INFORMATION PROVIDED: Begin
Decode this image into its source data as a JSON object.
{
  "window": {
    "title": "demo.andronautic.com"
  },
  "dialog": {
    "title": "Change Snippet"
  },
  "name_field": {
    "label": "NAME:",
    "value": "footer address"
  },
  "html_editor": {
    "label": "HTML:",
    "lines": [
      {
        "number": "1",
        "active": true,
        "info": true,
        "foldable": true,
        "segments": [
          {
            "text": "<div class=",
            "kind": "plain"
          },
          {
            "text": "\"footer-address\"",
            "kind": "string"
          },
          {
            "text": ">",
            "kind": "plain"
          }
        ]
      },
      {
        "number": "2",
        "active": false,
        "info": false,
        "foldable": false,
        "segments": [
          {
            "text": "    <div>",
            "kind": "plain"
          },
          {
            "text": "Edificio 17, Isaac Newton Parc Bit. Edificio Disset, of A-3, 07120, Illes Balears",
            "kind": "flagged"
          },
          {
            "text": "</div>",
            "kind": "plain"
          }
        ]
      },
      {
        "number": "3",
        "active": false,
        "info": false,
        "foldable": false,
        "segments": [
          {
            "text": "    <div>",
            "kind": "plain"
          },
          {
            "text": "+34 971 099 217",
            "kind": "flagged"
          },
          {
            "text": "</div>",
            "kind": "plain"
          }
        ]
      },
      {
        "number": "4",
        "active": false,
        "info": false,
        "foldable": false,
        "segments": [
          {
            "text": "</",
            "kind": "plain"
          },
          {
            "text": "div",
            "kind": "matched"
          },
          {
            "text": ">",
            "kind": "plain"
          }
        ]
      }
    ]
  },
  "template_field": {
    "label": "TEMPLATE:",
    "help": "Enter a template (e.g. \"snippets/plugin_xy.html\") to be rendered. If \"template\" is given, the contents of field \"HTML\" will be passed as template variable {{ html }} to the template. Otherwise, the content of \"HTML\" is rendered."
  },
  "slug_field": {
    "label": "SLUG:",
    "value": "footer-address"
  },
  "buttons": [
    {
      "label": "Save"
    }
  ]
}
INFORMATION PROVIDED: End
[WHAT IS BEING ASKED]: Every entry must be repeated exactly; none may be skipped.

[RESULT BELOW]:
Decode this image into its source data as a JSON object.
{
  "window": {
    "title": "demo.andronautic.com"
  },
  "dialog": {
    "title": "Change Snippet"
  },
  "name_field": {
    "label": "NAME:",
    "value": "footer address"
  },
  "html_editor": {
    "label": "HTML:",
    "lines": [
      {
        "number": "1",
        "active": true,
        "info": true,
        "foldable": true,
        "segments": [
          {
            "text": "<div class=",
            "kind": "plain"
          },
          {
            "text": "\"footer-address\"",
            "kind": "string"
          },
          {
            "text": ">",
            "kind": "plain"
          }
        ]
      },
      {
        "number": "2",
        "active": false,
        "info": false,
        "foldable": false,
        "segments": [
          {
            "text": "    <div>",
            "kind": "plain"
          },
          {
            "text": "Edificio 17, Isaac Newton Parc Bit. Edificio Disset, of A-3, 07120, Illes Balears",
            "kind": "flagged"
          },
          {
            "text": "</div>",
            "kind": "plain"
          }
        ]
      },
      {
        "number": "3",
        "active": false,
        "info": false,
        "foldable": false,
        "segments": [
          {
            "text": "    <div>",
            "kind": "plain"
          },
          {
            "text": "+34 971 099 217",
            "kind": "flagged"
          },
          {
            "text": "</div>",
            "kind": "plain"
          }
        ]
      },
      {
        "number": "4",
        "active": false,
        "info": false,
        "foldable": false,
        "segments": [
          {
            "text": "</",
            "kind": "plain"
          },
          {
            "text": "div",
            "kind": "matched"
          },
          {
            "text": ">",
            "kind": "plain"
          }
        ]
      }
    ]
  },
  "template_field": {
    "label": "TEMPLATE:",
    "help": "Enter a template (e.g. \"snippets/plugin_xy.html\") to be rendered. If \"template\" is given, the contents of field \"HTML\" will be passed as template variable {{ html }} to the template. Otherwise, the content of \"HTML\" is rendered."
  },
  "slug_field": {
    "label": "SLUG:",
    "value": "footer-address"
  },
  "buttons": [
    {
      "label": "Save"
    }
  ]
}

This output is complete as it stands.